Items from an interface collection:
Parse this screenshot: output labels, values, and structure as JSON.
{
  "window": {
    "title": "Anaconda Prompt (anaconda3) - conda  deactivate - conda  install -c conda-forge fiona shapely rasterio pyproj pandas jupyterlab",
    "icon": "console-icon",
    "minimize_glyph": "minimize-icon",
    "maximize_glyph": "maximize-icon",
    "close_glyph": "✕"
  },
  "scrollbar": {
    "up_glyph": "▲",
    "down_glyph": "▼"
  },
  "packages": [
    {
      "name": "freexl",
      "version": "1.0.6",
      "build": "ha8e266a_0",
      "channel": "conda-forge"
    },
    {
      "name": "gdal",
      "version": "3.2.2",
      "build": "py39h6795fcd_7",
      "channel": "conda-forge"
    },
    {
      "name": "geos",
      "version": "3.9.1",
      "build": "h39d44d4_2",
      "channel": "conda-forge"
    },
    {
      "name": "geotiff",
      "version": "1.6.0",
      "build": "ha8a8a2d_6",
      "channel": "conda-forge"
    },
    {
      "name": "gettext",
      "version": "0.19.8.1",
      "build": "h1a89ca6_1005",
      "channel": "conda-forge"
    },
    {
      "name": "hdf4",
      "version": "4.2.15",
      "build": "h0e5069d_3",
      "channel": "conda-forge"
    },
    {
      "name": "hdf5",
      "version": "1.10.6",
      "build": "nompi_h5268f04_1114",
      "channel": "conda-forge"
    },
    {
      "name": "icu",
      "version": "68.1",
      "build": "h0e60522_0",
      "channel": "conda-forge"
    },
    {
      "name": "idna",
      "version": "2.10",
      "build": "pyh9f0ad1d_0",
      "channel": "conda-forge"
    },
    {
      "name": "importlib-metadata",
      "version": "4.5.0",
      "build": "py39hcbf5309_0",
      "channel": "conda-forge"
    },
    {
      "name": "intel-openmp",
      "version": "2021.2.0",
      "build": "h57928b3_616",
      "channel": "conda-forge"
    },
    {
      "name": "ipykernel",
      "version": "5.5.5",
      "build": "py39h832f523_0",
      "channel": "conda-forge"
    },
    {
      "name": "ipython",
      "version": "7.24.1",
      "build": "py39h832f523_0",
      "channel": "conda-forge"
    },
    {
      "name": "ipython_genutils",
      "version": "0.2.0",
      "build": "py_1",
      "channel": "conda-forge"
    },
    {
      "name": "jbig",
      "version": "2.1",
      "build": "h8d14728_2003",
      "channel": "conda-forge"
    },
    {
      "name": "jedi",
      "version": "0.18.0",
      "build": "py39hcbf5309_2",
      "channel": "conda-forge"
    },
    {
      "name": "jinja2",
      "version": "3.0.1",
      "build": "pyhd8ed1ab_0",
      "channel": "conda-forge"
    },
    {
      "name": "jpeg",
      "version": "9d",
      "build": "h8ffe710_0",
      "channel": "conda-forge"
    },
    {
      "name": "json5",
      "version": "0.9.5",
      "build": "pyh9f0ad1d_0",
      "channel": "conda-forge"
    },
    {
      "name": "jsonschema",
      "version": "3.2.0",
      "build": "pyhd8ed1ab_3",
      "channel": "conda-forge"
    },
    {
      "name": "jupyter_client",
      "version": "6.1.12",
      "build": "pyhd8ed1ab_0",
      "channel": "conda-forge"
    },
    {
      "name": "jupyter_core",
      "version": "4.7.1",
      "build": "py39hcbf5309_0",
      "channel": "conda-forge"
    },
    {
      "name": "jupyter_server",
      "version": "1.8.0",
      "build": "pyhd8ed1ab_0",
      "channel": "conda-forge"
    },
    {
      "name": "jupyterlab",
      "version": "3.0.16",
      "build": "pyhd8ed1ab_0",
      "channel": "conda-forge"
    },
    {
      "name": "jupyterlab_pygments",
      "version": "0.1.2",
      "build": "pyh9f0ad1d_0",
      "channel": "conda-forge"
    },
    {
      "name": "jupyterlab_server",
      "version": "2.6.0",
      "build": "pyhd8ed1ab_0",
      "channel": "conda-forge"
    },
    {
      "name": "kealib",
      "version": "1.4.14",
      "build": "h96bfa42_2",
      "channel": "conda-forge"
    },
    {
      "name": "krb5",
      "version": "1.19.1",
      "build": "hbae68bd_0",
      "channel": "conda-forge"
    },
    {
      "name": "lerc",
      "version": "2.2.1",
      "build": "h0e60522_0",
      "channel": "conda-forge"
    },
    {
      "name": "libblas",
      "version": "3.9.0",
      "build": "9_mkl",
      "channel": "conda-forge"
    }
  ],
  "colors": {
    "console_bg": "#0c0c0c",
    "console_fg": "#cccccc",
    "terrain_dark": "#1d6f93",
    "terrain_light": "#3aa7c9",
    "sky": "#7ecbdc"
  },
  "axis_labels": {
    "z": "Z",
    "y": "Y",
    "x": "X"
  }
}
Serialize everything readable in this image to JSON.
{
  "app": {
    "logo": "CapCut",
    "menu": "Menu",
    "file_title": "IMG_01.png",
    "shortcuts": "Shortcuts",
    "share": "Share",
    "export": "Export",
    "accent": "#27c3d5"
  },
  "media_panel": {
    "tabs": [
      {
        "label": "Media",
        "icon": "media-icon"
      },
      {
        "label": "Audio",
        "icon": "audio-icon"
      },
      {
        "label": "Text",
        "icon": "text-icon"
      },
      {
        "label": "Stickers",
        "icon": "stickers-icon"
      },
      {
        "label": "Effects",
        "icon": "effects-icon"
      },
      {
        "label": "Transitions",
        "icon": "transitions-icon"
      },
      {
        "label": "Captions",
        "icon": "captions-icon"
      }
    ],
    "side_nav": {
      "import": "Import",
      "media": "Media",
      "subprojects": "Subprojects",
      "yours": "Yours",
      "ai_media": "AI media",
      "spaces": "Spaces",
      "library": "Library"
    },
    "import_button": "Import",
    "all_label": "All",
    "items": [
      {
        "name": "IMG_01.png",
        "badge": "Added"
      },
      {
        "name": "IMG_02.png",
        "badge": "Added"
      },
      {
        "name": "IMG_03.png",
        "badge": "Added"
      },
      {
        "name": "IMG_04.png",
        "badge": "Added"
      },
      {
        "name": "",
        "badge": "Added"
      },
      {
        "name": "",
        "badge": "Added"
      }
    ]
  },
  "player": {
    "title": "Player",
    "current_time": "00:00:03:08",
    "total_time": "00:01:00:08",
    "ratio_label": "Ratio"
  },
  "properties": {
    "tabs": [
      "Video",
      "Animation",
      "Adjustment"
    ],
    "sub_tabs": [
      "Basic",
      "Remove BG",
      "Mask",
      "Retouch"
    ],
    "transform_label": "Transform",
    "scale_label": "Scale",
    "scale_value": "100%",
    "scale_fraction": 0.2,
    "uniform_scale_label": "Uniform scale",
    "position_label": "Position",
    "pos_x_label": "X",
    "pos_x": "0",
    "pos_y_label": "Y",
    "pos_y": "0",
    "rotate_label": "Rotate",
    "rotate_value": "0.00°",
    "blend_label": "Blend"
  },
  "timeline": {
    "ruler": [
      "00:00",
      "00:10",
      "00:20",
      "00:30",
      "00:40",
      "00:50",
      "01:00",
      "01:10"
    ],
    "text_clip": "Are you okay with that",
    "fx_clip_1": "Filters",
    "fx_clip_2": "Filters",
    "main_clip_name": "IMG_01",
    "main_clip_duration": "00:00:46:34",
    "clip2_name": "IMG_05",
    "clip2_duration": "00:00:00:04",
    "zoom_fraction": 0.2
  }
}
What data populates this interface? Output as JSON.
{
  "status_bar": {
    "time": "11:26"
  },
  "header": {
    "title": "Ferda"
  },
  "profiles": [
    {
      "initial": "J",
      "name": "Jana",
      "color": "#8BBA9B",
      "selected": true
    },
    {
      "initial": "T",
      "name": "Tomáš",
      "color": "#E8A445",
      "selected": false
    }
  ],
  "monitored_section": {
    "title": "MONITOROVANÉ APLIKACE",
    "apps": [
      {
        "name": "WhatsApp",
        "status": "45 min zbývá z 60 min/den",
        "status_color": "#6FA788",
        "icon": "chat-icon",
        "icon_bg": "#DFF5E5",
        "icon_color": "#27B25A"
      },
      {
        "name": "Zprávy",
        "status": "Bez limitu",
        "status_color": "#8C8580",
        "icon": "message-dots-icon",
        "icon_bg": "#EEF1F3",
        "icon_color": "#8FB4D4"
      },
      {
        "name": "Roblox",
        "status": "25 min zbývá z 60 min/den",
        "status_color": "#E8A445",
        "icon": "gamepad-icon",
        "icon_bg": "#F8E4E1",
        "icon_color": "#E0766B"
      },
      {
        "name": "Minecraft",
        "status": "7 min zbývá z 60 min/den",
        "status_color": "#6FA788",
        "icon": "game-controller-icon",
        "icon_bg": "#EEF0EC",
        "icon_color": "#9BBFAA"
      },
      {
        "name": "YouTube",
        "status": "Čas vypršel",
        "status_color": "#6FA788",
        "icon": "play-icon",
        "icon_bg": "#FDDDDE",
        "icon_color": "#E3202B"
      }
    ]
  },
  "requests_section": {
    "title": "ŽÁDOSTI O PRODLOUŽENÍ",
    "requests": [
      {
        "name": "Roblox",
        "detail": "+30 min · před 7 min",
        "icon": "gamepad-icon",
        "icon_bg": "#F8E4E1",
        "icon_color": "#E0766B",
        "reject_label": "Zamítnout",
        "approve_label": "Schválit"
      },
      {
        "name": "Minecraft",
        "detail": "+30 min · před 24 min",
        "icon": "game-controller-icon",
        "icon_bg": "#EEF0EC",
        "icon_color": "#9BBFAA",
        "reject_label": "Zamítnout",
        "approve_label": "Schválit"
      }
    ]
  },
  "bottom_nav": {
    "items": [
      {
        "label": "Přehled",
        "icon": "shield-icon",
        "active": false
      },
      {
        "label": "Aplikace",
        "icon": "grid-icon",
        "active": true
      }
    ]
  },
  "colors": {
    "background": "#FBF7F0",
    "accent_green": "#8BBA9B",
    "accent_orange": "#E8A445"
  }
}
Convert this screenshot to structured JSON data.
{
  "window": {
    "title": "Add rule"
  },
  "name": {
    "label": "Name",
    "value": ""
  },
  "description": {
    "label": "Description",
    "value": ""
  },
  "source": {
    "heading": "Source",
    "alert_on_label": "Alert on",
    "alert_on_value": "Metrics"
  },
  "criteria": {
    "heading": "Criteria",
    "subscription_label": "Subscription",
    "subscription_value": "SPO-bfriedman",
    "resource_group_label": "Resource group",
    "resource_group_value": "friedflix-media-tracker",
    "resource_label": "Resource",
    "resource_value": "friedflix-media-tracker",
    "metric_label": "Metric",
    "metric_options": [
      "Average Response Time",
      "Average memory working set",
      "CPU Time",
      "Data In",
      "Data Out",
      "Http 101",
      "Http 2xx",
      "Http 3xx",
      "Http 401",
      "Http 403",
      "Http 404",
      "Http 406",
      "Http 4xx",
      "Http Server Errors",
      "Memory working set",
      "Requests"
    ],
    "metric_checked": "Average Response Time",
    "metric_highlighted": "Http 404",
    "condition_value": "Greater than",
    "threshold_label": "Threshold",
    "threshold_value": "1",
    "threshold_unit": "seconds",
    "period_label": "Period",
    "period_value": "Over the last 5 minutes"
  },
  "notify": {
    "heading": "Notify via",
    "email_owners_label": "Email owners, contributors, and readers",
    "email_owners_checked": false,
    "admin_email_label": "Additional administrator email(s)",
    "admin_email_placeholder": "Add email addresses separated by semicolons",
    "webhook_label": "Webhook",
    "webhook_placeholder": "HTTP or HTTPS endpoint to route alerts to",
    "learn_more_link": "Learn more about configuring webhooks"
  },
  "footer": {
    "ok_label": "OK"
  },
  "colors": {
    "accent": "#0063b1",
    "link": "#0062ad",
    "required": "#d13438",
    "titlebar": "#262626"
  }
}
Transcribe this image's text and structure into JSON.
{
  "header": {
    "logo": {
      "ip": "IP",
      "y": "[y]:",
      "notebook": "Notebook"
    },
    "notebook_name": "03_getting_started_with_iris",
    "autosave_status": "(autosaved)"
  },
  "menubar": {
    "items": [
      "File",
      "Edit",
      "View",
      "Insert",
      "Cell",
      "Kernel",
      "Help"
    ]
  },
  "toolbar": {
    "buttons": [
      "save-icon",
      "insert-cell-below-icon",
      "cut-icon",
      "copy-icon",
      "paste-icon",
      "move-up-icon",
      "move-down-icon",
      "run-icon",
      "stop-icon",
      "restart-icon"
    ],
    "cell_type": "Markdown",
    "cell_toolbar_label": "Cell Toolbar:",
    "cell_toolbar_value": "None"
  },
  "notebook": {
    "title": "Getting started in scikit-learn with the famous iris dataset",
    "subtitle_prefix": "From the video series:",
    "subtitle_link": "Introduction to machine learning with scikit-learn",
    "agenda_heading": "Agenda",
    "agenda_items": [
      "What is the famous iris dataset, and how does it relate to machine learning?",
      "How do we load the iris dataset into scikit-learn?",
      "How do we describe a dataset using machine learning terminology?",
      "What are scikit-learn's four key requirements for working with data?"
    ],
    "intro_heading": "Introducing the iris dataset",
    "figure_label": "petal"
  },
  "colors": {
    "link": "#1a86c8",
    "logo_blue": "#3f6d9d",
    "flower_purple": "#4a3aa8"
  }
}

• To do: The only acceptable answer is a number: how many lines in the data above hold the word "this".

• Answer space: 5